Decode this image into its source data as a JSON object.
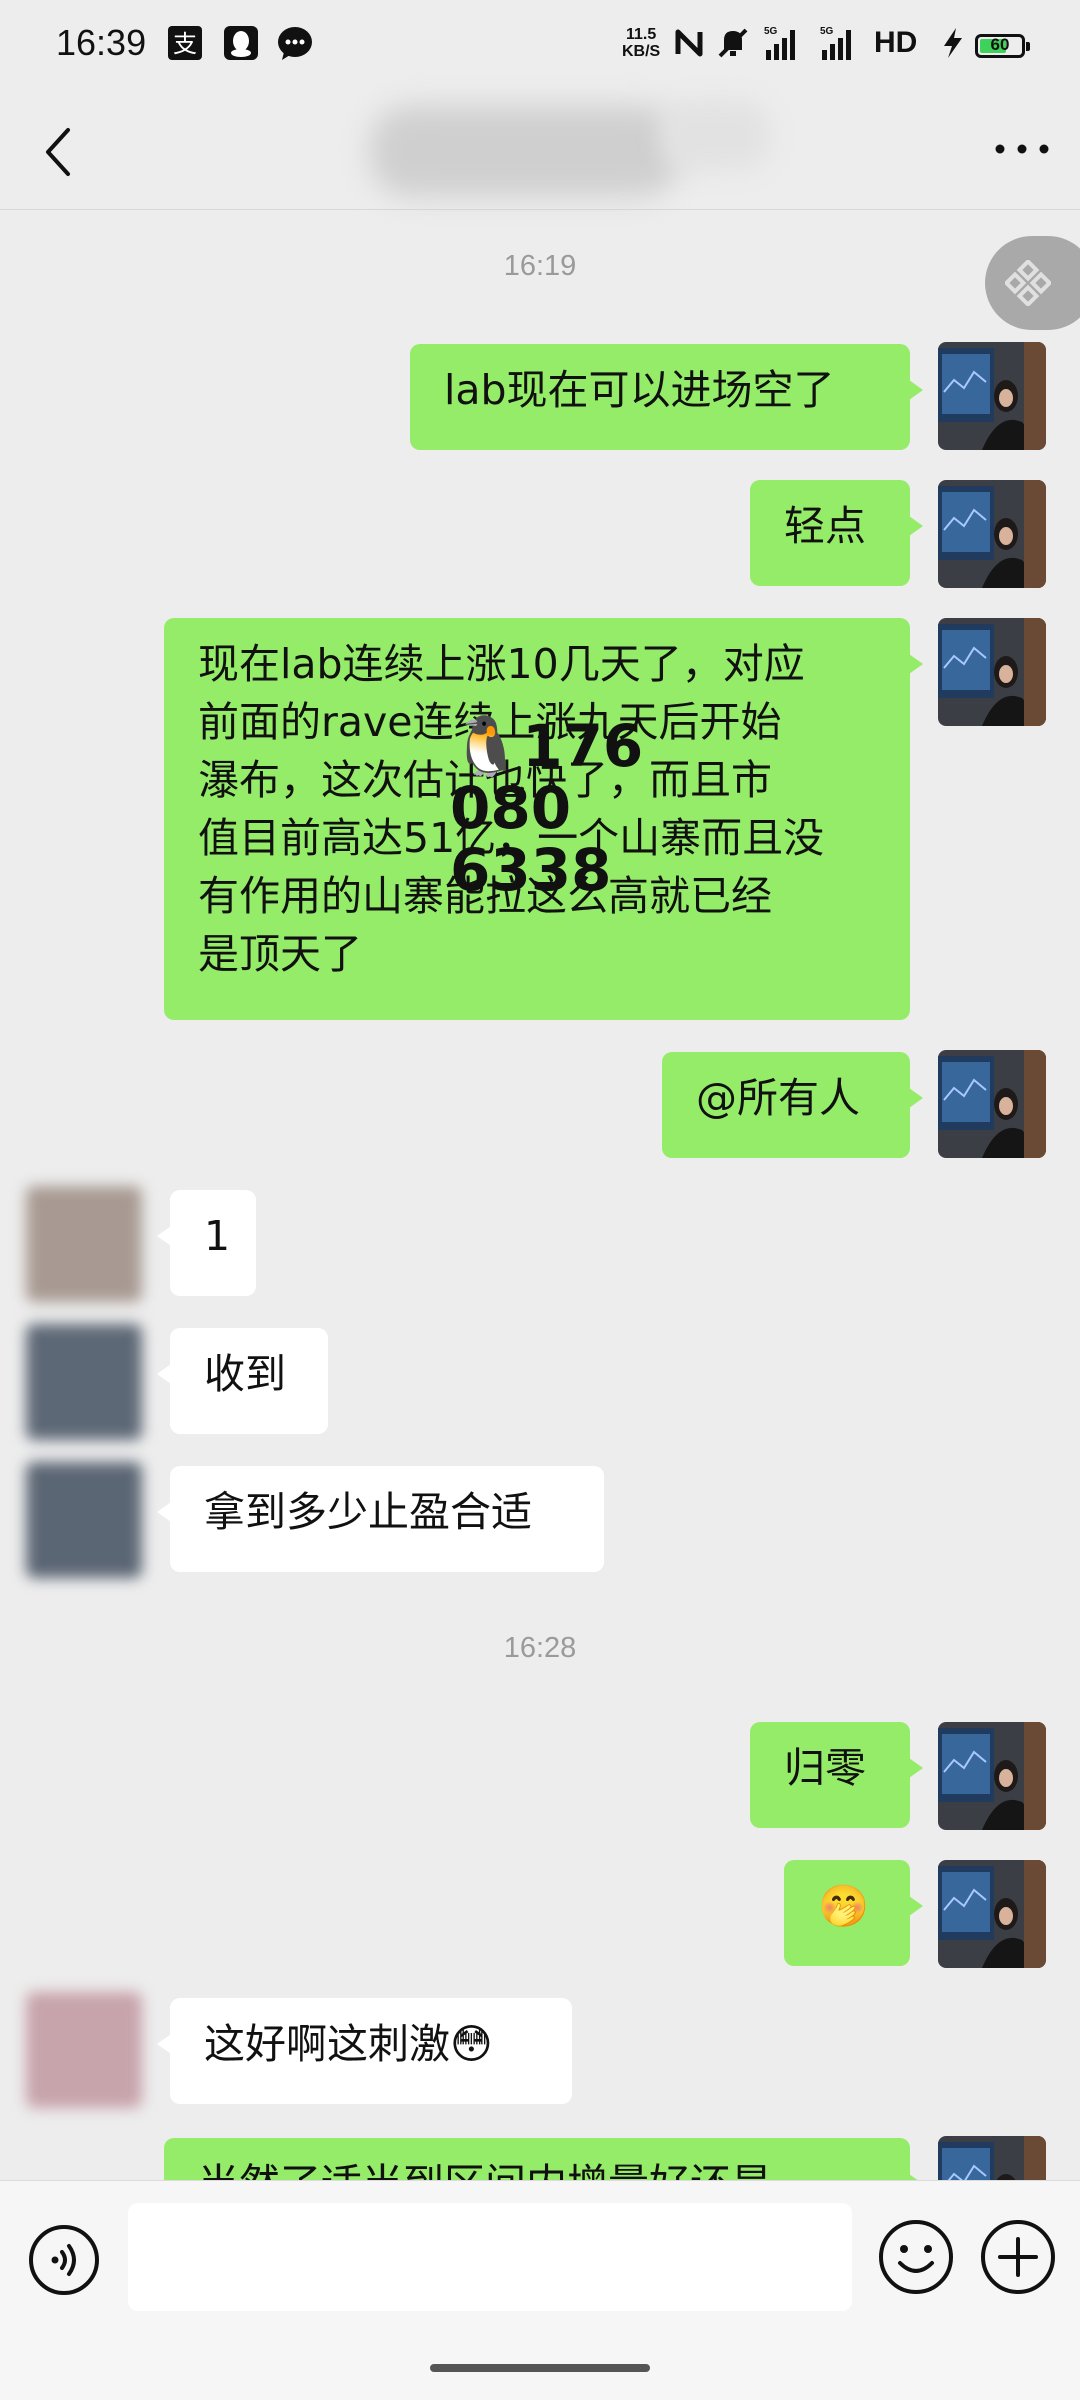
{
  "status_bar": {
    "time": "16:39",
    "net_speed_top": "11.5",
    "net_speed_bottom": "KB/S",
    "network_1": "5G",
    "network_2": "5G",
    "hd_label": "HD",
    "battery": "60",
    "icons": [
      "alipay-icon",
      "qq-icon",
      "wechat-icon",
      "nfc-icon",
      "mute-icon",
      "signal-icon",
      "signal-icon",
      "charging-icon",
      "battery-icon"
    ]
  },
  "header": {
    "back_icon": "chevron-left-icon",
    "more_icon": "more-dots-icon"
  },
  "messages": [
    {
      "type": "timestamp",
      "text": "16:19"
    },
    {
      "type": "me",
      "text": "lab现在可以进场空了"
    },
    {
      "type": "me",
      "text": "轻点"
    },
    {
      "type": "me",
      "lines": [
        "现在lab连续上涨10几天了，对应",
        "前面的rave连续上涨九天后开始",
        "瀑布，这次估计也快了，而且市",
        "值目前高达51亿，一个山寨而且没",
        "有作用的山寨能拉这么高就已经",
        "是顶天了"
      ]
    },
    {
      "type": "me",
      "text": "@所有人"
    },
    {
      "type": "other",
      "text": "1"
    },
    {
      "type": "other",
      "text": "收到"
    },
    {
      "type": "other",
      "text": "拿到多少止盈合适"
    },
    {
      "type": "timestamp",
      "text": "16:28"
    },
    {
      "type": "me",
      "text": "归零"
    },
    {
      "type": "me",
      "text": "🤭"
    },
    {
      "type": "other",
      "text": "这好啊这刺激😳"
    },
    {
      "type": "me",
      "text": "当然了适当到区间内增量好还是"
    }
  ],
  "overlay": {
    "lines": [
      "🐧176",
      "080",
      "6338"
    ]
  },
  "input_bar": {
    "voice_icon": "voice-icon",
    "emoji_icon": "emoji-icon",
    "plus_icon": "plus-icon",
    "value": ""
  },
  "colors": {
    "background": "#ededed",
    "my_bubble": "#95ec69",
    "their_bubble": "#ffffff",
    "timestamp": "#9a9a9a"
  }
}
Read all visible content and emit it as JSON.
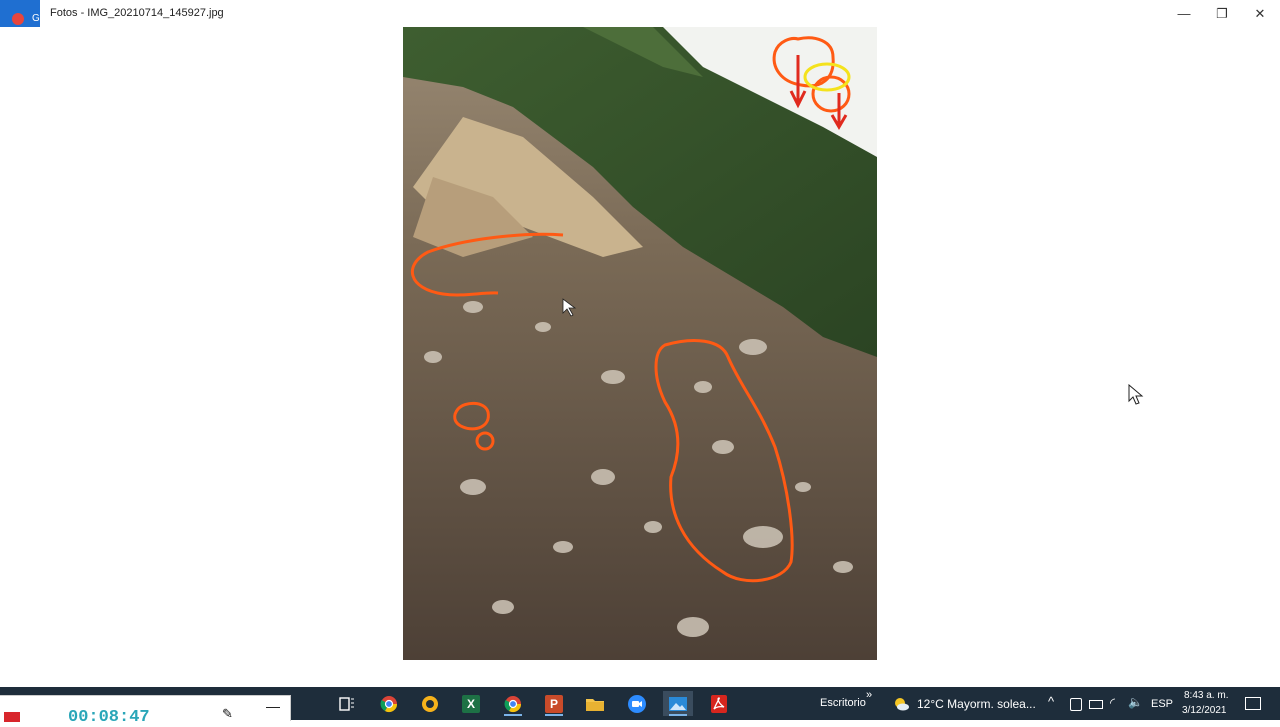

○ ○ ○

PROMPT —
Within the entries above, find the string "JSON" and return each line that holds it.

SOLUTION —
Decode this image into its source data as a JSON object.
Read all visible content and emit it as JSON.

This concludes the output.